Using the entries that follow, collect the lines where the word "filters" appears.

Start of Dataset records

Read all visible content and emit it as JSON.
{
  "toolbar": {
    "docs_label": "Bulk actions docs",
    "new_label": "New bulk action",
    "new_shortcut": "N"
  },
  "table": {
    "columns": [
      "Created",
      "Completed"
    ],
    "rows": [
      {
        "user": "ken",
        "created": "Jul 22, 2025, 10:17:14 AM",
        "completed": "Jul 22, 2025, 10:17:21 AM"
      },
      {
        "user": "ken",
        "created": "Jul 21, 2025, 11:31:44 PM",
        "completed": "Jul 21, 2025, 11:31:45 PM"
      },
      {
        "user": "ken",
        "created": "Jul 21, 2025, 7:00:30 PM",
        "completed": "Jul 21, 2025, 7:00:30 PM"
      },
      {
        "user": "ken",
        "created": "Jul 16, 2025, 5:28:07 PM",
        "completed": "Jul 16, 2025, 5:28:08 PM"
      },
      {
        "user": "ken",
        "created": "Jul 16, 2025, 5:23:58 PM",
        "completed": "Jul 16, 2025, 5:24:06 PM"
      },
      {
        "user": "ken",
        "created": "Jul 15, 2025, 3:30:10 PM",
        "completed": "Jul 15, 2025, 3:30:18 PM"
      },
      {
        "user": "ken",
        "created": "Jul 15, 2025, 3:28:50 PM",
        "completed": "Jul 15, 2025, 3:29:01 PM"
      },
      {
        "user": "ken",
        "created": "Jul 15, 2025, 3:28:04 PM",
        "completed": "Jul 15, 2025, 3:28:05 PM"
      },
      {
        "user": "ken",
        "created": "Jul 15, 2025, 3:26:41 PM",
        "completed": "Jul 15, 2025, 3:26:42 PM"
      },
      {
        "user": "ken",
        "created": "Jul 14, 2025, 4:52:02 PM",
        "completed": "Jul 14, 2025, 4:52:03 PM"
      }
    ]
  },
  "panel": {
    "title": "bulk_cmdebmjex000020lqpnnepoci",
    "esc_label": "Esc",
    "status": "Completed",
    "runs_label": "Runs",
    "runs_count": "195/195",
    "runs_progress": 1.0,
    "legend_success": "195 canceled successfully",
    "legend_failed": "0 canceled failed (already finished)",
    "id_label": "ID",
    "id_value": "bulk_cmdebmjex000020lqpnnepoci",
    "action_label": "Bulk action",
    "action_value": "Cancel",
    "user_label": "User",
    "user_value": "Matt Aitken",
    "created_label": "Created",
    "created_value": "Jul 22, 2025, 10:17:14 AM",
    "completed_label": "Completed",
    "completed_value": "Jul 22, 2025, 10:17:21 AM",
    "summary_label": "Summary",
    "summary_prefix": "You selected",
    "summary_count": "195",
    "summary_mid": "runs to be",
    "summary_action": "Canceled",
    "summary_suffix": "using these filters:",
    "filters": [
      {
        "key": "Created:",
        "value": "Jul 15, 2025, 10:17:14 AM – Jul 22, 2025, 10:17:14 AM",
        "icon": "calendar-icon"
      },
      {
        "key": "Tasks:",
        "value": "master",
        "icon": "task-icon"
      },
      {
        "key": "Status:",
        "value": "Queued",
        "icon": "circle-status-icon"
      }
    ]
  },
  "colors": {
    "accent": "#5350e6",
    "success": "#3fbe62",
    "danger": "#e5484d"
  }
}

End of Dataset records

__Response for this exercise__.
    "summary_suffix": "using these filters:",
    "filters": [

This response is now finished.